You’ve been on this project for years now, it’s been a lengthy development. From those early pitches and that early script, which character or story element has evolved the most up to the final product?
Gareth Edwards: You mean, which has changed the most?
Gareth Edwards: Probably, if I look at the poster and go, “Which one is the most different than how we started?” – Probably Bodhi, Riz [Ahmed]’s character. We just knew we wanted a character that was in a war that wasn’t supposed to be there. What happens, you like to go to Star Wars and pretend you’re Han Solo or Luke Skywalker or Cassian or Jyn and the reality is… you’re not really. You’re more like Bodhi. So I wanted to put someone in there that reflected that. He started off like a Dennis Hopper in Apocalypse Now-type character and it just evolved because Riz is so fantastic. He just brought loads of ideas and things to the table and somebody was like, “OK, we should be reacting to this because this is really strong.” and it changed quite a bit for him, I think.
As a devout fan of the franchise, of the lore, are there any elements or maybe stuff in this universe that don’t fit this story but you’d love to be able to explore if there was another movie down the road sort of thing?
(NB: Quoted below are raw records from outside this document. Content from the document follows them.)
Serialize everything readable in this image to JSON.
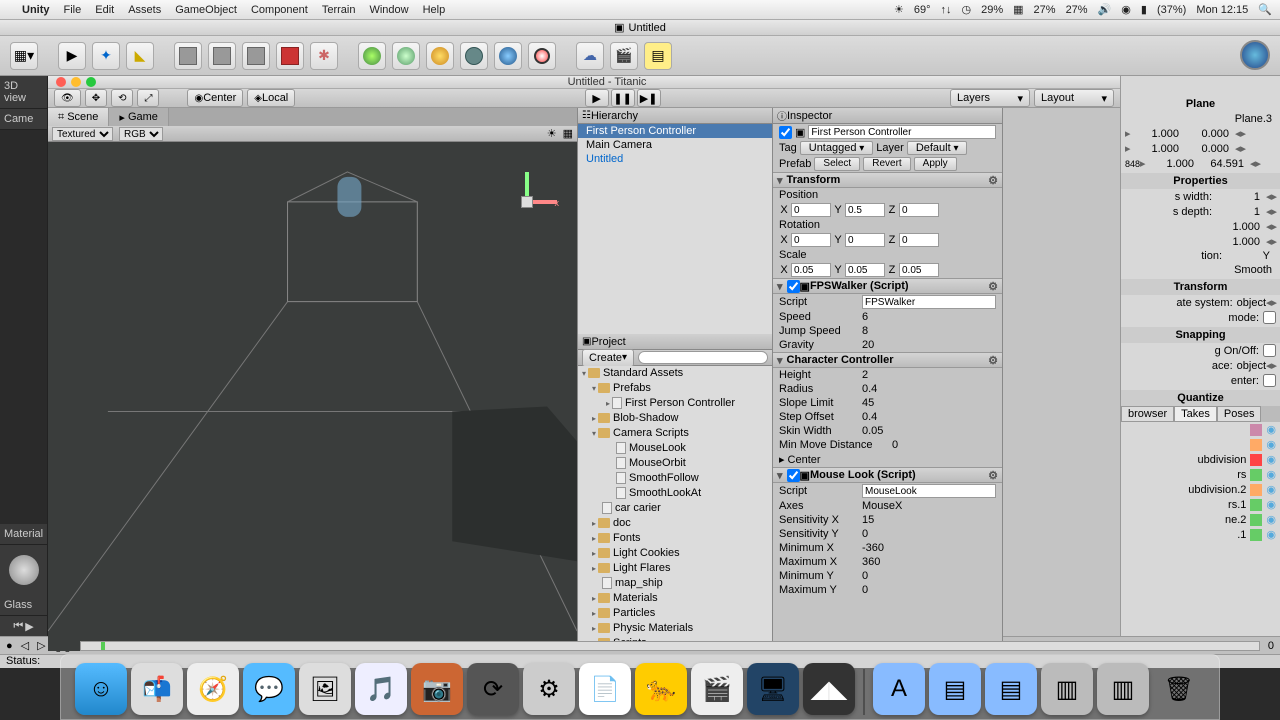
{
  "menubar": {
    "app": "Unity",
    "items": [
      "File",
      "Edit",
      "Assets",
      "GameObject",
      "Component",
      "Terrain",
      "Window",
      "Help"
    ],
    "temp": "69°",
    "pct1": "29%",
    "pct2": "27%",
    "pct3": "27%",
    "battery": "(37%)",
    "clock": "Mon 12:15"
  },
  "bg_doc_title": "Untitled",
  "unity_title": "Untitled - Titanic",
  "toolbar": {
    "center": "Center",
    "local": "Local",
    "layers": "Layers",
    "layout": "Layout"
  },
  "scene": {
    "tab_scene": "Scene",
    "tab_game": "Game",
    "textured": "Textured",
    "rgb": "RGB"
  },
  "hierarchy": {
    "title": "Hierarchy",
    "items": [
      "First Person Controller",
      "Main Camera",
      "Untitled"
    ]
  },
  "project": {
    "title": "Project",
    "create": "Create",
    "tree": [
      {
        "l": "Standard Assets",
        "d": 0,
        "open": true,
        "folder": true
      },
      {
        "l": "Prefabs",
        "d": 1,
        "open": true,
        "folder": true
      },
      {
        "l": "First Person Controller",
        "d": 2,
        "folder": false
      },
      {
        "l": "Blob-Shadow",
        "d": 1,
        "folder": true
      },
      {
        "l": "Camera Scripts",
        "d": 1,
        "open": true,
        "folder": true
      },
      {
        "l": "MouseLook",
        "d": 2,
        "folder": false,
        "leaf": true
      },
      {
        "l": "MouseOrbit",
        "d": 2,
        "folder": false,
        "leaf": true
      },
      {
        "l": "SmoothFollow",
        "d": 2,
        "folder": false,
        "leaf": true
      },
      {
        "l": "SmoothLookAt",
        "d": 2,
        "folder": false,
        "leaf": true
      },
      {
        "l": "car carier",
        "d": 1,
        "folder": false,
        "leaf": true
      },
      {
        "l": "doc",
        "d": 1,
        "folder": true
      },
      {
        "l": "Fonts",
        "d": 1,
        "folder": true
      },
      {
        "l": "Light Cookies",
        "d": 1,
        "folder": true
      },
      {
        "l": "Light Flares",
        "d": 1,
        "folder": true
      },
      {
        "l": "map_ship",
        "d": 1,
        "folder": false,
        "leaf": true
      },
      {
        "l": "Materials",
        "d": 1,
        "folder": true
      },
      {
        "l": "Particles",
        "d": 1,
        "folder": true
      },
      {
        "l": "Physic Materials",
        "d": 1,
        "folder": true
      },
      {
        "l": "Scripts",
        "d": 1,
        "folder": true
      }
    ]
  },
  "inspector": {
    "title": "Inspector",
    "name": "First Person Controller",
    "tag_lbl": "Tag",
    "tag": "Untagged",
    "layer_lbl": "Layer",
    "layer": "Default",
    "prefab_lbl": "Prefab",
    "select": "Select",
    "revert": "Revert",
    "apply": "Apply",
    "transform": {
      "title": "Transform",
      "pos_lbl": "Position",
      "rot_lbl": "Rotation",
      "scale_lbl": "Scale",
      "pos": {
        "x": "0",
        "y": "0.5",
        "z": "0"
      },
      "rot": {
        "x": "0",
        "y": "0",
        "z": "0"
      },
      "scale": {
        "x": "0.05",
        "y": "0.05",
        "z": "0.05"
      }
    },
    "fps": {
      "title": "FPSWalker (Script)",
      "script_lbl": "Script",
      "script": "FPSWalker",
      "speed_lbl": "Speed",
      "speed": "6",
      "jump_lbl": "Jump Speed",
      "jump": "8",
      "grav_lbl": "Gravity",
      "grav": "20"
    },
    "cc": {
      "title": "Character Controller",
      "height_lbl": "Height",
      "height": "2",
      "radius_lbl": "Radius",
      "radius": "0.4",
      "slope_lbl": "Slope Limit",
      "slope": "45",
      "step_lbl": "Step Offset",
      "step": "0.4",
      "skin_lbl": "Skin Width",
      "skin": "0.05",
      "min_lbl": "Min Move Distance",
      "min": "0",
      "center_lbl": "Center"
    },
    "ml": {
      "title": "Mouse Look (Script)",
      "script_lbl": "Script",
      "script": "MouseLook",
      "axes_lbl": "Axes",
      "axes": "MouseX",
      "sx_lbl": "Sensitivity X",
      "sx": "15",
      "sy_lbl": "Sensitivity Y",
      "sy": "0",
      "minx_lbl": "Minimum X",
      "minx": "-360",
      "maxx_lbl": "Maximum X",
      "maxx": "360",
      "miny_lbl": "Minimum Y",
      "miny": "0",
      "maxy_lbl": "Maximum Y",
      "maxy": "0"
    }
  },
  "bg_right": {
    "title": "Plane",
    "sub": "Plane.3",
    "rows": [
      {
        "v": "1.000"
      },
      {
        "v": "0.000"
      },
      {
        "v": "1.000"
      },
      {
        "v": "0.000"
      },
      {
        "v": "1.000"
      },
      {
        "v": "64.591"
      }
    ],
    "props": "Properties",
    "width": "s width:",
    "width_v": "1",
    "depth": "s depth:",
    "depth_v": "1",
    "d3": "1.000",
    "d4": "1.000",
    "ylabel": "Y",
    "smooth": "Smooth",
    "transform": "Transform",
    "ate": "ate system:",
    "ate_v": "object",
    "mode": "mode:",
    "snapping": "Snapping",
    "onoff": "g On/Off:",
    "ace": "ace:",
    "ace_v": "object",
    "enter": "enter:",
    "quant": "Quantize",
    "tab_browser": "browser",
    "tab_takes": "Takes",
    "tab_poses": "Poses",
    "list": [
      "",
      "",
      "ubdivision",
      "rs",
      "ubdivision.2",
      "rs.1",
      "ne.2",
      ".1"
    ]
  },
  "bottom": {
    "frame": "0"
  },
  "status": "Status:",
  "panel_left": {
    "view": "3D view",
    "camera": "Came",
    "material": "Material",
    "glass": "Glass"
  }
}
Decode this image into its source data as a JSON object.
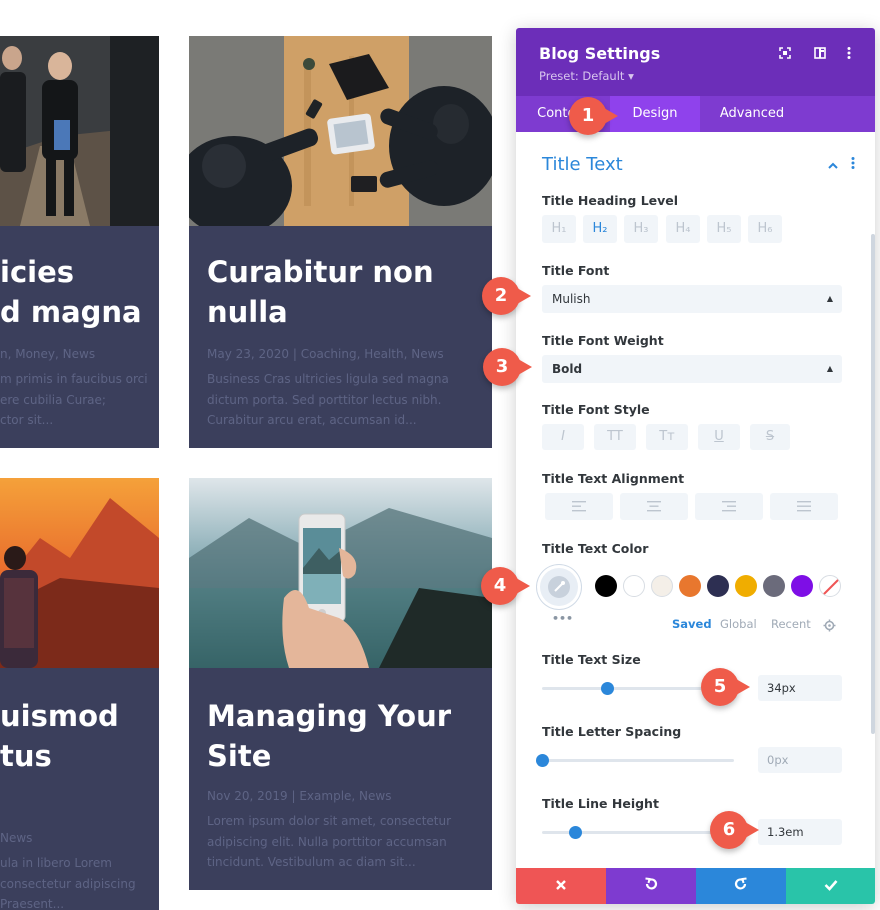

Gareth Edwards: Oh wow. Yeah, I mean, I love all the stuff from the original Star Wars films, and the trilogy, so anything that went in there I would be excited about. There’s loads of rumors online, and actually, weirdly, working in Lucasfilm, you don’t know. People ask you, “Is this happening? Are they going to do this? Are they going to do that?”…and I don’t know. You’re just kept in your own little bubble of your own little film, and then if you do something that’s going to affect another movie or something like the animated series or graphic novels, we’ll talk about it.
But I, as a fan looking on the internet, nothing to do with Lucasfilm, I kinda go, “Whoo, Obi-Wan Kenobi film, that’d be cool.”
For sure. I’m with ya there. Good luck. Cheers!
From Lucasfilm comes the first of the Star Wars standalone films, “Rogue One: A Star Wars Story,” an all-new epic adventure. In a time of conflict, a group of unlikely heroes band together on a mission to steal the plans to the Death Star, the Empire’s ultimate weapon of destruction. This key event in the Star Wars timeline brings together ordinary people who choose to do extraordinary things, and in doing so, become part of something greater than themselves.
Rogue One: A Star Wars Story is directed by Gareth Edwards and stars Felicity Jones, Diego Luna, Ben Mendelsohn, Donnie Yen, Mads Mikkelsen, Alan Tudyk, Riz Ahmed, with Jiang Wen and Forest Whitaker. Kathleen Kennedy, Allison Shearmur and Simon Emanuel are producing, with John Knoll and Jason McGatlin serving as executive producers. The story is by John Knoll and Gary Whitta, and the screenplay is by Chris Weitz and Tony Gilroy.
Share your thoughts on the user of the Force in a movie with no Jedi in the comments! And what movie would you want to see from the Star Wars franchise if you could help Lucasfilm choose their next Anthology spinoff?